On October 10, 1985, the Commissioner sent a statutory Notice of Deficiency by certified mail to petitioner at the following address:
Steven Hoffenberg c/o Jesse Vogel, Esq. 34 Paerdegat 10 Street Brooklyn, New York 11236
Petitioner admits that between 1982 and 1986 he resided at, received mail addressed to, and listed his address on tax returns as: Steven Hoffenberg, 34 Paerdegat, 10 Street, Brooklyn, New York 11236. Petitioner's father has lived at that address for fifteen years and has often received mail for his son there. Petitioner had listed his address as c/o Jesse Vogel, Esq., 85 Livingston Street, Brooklyn, NY 11201, on his 1981 return.
The Commissioner admits that he knew or should have known that the insertion of "c/o Jesse Vogel, Esq." in the address used for the Notice of Deficiency was a mistake. The only issue on appeal is whether the addition of those words renders an otherwise correct address incorrect.
666*666 Relying on the Postal Service Domestic Mail Manual and the testimony of Eugene C. Hagburg, a former Assistant Postmaster General called by petitioner as an expert witness, the Tax Court concluded that "[n]otwithstanding the insertion of the words `c/o Jesse Vogel, Esq.' in the address on the notice of deficiency, the postal carrier would deliver the notice of deficiency to the 10 Street address." The Tax Court found that if delivery could not be completed, the carrier would leave delivery notices at the 10 Street address. The Tax Court further found that certified mail marked "in care of" another would be delivered "to the first of the two persons named who may call for it." If not claimed within fifteen days after the second delivery notice, the Notice of Deficiency would be returned to the IRS. The Commissioner's files contain no indication that the Notice was returned by the Postal Service as undeliverable. All Postal Service records reflecting delivery of certified mail in Brooklyn were destroyed subsequent to the filing of the petition in the Tax Court.

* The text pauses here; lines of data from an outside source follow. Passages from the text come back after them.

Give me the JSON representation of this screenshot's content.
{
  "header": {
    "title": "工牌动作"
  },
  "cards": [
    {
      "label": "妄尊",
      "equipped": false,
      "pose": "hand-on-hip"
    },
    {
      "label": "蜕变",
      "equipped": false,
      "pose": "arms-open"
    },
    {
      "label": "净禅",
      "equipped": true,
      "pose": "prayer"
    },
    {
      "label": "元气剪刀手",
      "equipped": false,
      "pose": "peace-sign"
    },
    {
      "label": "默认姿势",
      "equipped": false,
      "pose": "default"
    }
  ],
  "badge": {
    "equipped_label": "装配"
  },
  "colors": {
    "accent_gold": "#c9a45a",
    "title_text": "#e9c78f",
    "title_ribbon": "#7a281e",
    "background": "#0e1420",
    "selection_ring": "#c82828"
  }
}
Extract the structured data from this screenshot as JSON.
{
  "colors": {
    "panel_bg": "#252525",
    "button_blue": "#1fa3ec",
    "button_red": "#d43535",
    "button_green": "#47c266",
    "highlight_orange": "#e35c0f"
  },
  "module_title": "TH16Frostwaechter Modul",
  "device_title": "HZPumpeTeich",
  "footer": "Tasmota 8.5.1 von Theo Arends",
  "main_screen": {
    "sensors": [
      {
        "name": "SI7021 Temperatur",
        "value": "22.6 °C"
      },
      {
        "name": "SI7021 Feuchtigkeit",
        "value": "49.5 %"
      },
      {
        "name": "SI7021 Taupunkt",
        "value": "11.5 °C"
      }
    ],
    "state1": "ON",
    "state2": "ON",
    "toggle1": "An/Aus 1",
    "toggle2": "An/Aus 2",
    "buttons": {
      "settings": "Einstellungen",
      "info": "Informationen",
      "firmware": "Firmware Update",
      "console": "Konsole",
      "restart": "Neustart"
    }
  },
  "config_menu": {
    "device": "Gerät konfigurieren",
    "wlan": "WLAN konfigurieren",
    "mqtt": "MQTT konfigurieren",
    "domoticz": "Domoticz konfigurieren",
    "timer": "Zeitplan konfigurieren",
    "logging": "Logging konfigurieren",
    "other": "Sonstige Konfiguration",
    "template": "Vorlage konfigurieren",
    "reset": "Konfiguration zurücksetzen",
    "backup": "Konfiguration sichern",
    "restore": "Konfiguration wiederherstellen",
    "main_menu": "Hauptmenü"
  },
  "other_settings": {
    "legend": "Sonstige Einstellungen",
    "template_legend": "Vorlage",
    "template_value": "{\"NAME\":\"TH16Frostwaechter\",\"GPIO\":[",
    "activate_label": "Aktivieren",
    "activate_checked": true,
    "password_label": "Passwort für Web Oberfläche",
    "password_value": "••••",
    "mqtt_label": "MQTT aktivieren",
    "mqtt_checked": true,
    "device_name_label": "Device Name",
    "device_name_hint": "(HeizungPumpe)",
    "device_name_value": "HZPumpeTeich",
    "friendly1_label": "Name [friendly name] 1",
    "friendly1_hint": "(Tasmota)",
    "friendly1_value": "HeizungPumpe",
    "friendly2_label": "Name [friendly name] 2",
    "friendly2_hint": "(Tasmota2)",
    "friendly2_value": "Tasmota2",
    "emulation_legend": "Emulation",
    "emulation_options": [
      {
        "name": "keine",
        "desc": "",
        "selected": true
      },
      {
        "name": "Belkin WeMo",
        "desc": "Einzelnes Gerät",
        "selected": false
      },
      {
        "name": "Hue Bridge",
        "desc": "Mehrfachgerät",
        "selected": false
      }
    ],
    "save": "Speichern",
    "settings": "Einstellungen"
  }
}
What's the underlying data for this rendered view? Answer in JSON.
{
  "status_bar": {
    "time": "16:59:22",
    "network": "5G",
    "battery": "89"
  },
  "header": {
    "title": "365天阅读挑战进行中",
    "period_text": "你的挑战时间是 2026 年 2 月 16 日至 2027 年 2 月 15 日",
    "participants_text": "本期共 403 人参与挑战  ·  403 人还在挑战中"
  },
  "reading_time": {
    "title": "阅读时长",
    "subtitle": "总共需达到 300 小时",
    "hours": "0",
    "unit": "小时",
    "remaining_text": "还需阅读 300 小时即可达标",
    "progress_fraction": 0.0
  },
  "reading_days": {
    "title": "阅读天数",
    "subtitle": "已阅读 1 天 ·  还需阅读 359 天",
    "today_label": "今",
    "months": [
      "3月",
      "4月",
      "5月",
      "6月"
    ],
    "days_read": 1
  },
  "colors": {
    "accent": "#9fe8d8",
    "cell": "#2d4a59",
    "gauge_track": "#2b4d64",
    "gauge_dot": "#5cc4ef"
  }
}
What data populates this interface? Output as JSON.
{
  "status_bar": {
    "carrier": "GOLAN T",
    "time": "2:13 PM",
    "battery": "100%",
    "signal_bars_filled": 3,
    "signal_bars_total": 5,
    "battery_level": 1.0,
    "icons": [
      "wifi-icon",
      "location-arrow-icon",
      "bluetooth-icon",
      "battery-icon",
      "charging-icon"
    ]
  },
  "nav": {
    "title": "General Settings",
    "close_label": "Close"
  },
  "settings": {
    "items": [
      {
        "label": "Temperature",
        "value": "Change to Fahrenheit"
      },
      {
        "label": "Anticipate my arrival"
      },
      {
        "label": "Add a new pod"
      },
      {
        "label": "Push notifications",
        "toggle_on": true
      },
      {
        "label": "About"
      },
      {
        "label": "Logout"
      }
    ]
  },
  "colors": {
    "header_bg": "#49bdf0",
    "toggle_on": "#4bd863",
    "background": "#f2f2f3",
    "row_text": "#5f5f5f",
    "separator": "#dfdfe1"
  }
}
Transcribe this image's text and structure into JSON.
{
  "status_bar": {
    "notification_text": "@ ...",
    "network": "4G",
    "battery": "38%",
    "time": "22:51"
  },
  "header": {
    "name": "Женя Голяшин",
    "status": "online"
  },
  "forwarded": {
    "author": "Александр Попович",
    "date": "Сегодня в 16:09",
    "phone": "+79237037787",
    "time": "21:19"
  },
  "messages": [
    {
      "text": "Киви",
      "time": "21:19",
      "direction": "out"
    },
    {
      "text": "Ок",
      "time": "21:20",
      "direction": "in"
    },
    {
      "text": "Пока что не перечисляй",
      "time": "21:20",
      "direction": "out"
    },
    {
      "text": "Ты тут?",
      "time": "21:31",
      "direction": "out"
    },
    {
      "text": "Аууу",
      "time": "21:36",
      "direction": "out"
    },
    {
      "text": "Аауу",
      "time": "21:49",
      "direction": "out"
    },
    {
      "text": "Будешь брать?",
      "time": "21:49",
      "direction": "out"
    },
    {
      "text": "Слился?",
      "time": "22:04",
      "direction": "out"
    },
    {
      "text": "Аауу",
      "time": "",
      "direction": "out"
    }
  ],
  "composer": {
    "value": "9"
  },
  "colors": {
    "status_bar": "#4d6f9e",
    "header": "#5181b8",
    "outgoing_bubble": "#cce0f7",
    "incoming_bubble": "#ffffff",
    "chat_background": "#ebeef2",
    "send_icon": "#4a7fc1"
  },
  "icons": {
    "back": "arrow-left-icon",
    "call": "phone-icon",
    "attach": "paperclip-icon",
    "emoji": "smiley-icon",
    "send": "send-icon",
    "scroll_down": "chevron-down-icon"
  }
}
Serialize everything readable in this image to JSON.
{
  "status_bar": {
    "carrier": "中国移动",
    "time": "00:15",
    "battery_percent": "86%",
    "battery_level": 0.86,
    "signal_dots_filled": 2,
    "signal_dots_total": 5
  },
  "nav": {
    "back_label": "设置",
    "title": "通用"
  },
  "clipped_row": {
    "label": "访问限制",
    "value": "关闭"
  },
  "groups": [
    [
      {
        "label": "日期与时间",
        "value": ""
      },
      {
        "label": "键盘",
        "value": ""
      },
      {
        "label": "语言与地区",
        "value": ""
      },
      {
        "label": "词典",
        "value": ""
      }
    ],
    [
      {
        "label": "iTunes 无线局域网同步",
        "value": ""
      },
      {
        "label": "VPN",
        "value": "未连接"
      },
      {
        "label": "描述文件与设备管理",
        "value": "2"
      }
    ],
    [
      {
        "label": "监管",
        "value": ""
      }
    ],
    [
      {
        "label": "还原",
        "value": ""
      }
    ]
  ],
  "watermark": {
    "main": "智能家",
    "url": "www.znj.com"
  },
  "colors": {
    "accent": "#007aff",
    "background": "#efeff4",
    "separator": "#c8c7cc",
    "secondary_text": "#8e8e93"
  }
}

The Tax Court rejected petitioner's claim that he never received the Notice of Deficiency and determined that there was "no convincing evidence that the notice was not delivered." Since petitioner did not file his petition within 90 days of the mailing of the Notice of Deficiency, his petition was dismissed as untimely.
Miner, Roger J., "Hoffenberg v. CIR, 905 F. 2d 665 - Court of Appeals, 2nd Circuit 1990" (1990). Circuit Court Opinions. 291.